Think you know why you do what you do? Hah! Get a grip! Your reptilian brain is in charge.

In this fascinating look underneath the hood, Shankar Vedantam, familiar to Washington Post readers for his admirable “Department of Human Behavior” column, explains how the brain relegates repetitive information to run in the background. These unconscious biases dictate thoughts and actions to your conscious brain, and the results are startling.

Nuggets

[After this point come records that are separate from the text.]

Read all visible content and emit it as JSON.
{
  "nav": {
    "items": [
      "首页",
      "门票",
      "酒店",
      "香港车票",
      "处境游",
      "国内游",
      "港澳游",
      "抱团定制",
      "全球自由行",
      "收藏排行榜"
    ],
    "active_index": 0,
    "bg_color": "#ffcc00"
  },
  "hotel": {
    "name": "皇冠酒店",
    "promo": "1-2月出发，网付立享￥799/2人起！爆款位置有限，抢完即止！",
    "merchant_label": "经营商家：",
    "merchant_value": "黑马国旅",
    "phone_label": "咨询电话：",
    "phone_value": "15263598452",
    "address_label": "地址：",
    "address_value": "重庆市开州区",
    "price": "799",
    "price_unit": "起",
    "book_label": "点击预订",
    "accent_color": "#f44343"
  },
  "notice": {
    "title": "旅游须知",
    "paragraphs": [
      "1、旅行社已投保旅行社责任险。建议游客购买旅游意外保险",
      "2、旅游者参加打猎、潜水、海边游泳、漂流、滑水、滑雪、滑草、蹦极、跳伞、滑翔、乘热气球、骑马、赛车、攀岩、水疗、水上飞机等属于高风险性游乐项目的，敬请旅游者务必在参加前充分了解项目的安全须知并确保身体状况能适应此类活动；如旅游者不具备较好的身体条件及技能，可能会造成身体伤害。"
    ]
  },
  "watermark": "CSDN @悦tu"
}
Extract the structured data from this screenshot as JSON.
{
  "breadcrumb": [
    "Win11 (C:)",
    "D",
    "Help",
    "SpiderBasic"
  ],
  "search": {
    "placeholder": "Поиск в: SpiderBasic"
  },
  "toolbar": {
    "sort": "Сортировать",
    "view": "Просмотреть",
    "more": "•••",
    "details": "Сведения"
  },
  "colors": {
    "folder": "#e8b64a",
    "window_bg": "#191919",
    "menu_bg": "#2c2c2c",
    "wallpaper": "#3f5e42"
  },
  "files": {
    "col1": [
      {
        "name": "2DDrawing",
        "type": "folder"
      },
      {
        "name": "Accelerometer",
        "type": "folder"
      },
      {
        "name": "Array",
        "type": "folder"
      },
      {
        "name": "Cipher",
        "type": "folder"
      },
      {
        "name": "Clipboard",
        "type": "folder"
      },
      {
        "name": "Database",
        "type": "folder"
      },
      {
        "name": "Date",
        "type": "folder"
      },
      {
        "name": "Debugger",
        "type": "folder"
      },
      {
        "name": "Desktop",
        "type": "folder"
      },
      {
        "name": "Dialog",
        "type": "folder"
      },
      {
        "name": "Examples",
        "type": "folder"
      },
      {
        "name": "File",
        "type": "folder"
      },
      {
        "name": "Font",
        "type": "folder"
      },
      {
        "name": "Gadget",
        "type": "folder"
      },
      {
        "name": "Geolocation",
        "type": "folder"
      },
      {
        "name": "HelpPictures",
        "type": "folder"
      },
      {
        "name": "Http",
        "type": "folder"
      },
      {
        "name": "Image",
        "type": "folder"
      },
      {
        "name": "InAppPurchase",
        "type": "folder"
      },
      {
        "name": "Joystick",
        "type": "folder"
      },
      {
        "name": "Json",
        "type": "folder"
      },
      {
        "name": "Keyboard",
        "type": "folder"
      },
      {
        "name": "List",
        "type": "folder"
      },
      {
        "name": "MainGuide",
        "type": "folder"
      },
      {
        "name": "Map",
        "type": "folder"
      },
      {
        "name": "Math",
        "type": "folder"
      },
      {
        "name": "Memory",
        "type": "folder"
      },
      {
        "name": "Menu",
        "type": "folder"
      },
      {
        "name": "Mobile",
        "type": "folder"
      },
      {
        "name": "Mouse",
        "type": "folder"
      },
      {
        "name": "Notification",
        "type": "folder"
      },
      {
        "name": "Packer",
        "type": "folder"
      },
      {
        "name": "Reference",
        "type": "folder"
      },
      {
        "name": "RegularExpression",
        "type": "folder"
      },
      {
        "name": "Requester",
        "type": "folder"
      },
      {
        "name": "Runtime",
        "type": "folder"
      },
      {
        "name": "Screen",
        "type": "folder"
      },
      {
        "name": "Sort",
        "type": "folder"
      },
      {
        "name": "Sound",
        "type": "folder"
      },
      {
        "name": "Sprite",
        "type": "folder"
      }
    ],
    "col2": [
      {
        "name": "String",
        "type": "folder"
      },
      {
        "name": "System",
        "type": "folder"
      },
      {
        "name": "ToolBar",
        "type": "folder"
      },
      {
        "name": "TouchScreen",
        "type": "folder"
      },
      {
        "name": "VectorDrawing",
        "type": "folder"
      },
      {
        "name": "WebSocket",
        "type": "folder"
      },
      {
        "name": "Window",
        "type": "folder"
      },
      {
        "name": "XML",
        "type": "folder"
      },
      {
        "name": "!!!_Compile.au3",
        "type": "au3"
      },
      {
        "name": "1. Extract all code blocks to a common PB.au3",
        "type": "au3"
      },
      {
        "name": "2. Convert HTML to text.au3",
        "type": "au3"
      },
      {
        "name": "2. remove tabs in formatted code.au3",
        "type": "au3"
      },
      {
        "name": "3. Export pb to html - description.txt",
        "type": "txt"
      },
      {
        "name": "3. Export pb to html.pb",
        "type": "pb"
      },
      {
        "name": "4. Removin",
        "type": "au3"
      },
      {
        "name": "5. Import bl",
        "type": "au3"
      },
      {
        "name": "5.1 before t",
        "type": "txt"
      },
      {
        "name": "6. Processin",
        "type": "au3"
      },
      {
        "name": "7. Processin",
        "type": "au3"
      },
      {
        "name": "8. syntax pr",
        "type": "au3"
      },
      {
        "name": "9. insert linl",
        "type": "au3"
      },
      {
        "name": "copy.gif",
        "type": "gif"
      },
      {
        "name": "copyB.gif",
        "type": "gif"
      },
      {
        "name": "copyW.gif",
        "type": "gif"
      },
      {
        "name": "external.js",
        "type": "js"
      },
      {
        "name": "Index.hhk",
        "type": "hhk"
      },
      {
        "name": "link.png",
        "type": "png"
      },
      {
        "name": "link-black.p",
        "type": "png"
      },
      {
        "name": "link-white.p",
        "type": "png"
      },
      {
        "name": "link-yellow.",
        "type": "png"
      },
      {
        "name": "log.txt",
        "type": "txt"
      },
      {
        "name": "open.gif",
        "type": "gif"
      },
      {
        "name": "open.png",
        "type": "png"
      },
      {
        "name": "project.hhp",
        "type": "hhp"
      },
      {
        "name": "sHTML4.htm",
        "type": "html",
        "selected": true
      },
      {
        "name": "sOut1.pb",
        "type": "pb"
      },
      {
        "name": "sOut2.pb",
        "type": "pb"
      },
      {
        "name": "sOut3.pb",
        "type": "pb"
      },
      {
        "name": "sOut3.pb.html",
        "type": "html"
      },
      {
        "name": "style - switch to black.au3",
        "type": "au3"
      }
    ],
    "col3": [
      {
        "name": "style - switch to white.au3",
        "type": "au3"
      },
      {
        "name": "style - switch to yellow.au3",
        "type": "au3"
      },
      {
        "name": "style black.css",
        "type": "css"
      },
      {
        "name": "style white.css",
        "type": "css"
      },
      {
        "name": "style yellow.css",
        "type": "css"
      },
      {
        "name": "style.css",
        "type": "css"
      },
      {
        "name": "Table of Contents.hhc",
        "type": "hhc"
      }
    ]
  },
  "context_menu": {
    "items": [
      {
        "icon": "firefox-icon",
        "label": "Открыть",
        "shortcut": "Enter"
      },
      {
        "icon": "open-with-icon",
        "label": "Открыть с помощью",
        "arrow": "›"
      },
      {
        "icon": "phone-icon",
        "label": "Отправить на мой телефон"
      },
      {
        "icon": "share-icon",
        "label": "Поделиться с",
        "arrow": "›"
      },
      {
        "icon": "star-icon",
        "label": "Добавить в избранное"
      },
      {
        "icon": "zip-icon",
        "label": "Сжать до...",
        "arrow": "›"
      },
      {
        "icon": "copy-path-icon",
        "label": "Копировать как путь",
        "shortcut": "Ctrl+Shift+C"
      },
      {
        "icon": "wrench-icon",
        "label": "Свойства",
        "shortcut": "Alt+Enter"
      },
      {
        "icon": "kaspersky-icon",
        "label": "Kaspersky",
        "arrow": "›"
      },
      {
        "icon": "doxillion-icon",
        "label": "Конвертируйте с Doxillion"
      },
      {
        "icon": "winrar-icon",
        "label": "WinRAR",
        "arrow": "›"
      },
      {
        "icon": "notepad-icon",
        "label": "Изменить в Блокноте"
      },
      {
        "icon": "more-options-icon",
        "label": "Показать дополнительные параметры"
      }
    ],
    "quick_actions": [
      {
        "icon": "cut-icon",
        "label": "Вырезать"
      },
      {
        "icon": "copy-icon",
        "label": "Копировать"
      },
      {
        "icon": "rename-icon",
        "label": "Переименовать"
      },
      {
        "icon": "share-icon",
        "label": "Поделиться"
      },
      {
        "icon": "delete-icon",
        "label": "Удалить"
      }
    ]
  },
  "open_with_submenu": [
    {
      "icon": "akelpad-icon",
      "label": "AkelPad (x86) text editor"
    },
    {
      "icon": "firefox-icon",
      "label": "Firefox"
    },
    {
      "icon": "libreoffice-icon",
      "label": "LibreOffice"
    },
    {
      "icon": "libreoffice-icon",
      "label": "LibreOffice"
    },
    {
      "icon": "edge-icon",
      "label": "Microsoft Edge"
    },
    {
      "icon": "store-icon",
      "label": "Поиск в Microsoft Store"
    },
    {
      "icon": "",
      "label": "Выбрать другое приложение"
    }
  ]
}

  • Racism, sexism, and many other biases are baked into us from a surprisingly young age. In multiple studies across North America, preschoolers associated positive characteristics with white faces and negative words with black faces, even when their parents and teachers had gone to lengths to ensure they were not taught racist attitudes.
  • Overweight job applicants are widely perceived to be less intelligent and lazier than identically qualified people of normal weight.
  • Gender biases are harder to pin down, because women tend to blame themselves for any lack of success while men don’t notice the cultural currents that sweep them forward and attribute their success to their own efforts and talents. Transgender people are uniquely positioned to report out on the view from both sides, and they confirm that it’s a lot easier to be male.
  • These associations come from the brain’s built-in association programing, a reflex to draw rapid conclusions about the environment the individual must survive in. In a highly social species like humans, our environment is our culture. From the moment we are born we absorb the negative and positive associations our culture presents to us. We file them under “critical background info” and don’t think of them again.
  • You have these biases too, whatever your race, education, or personal beliefs. Don’t believe it? Take the Implicit Association Test at www.implicit.harvard.edu.

Take away

We evolved in an environment where having automatic, implicit associations that said “Big rustling thing in bushes: Danger!” could mean the difference between being eaten by a lion or escaping. But our brain’s facility at making and holding associations is not well-suited to our modern pluralistic world and can cause us to act in ways that are contrary to our personal convictions. When our guard is down due to fatigue or fear, we reflexively lock our car door at the sight of a black man (even a Harvard-educated one), or mentally classify Michael Chang as a foreigner and Hugh Grant as an American. These powerful undercurrents cannot be countered by rational arguments to a conscious mind that is unaware they even exist.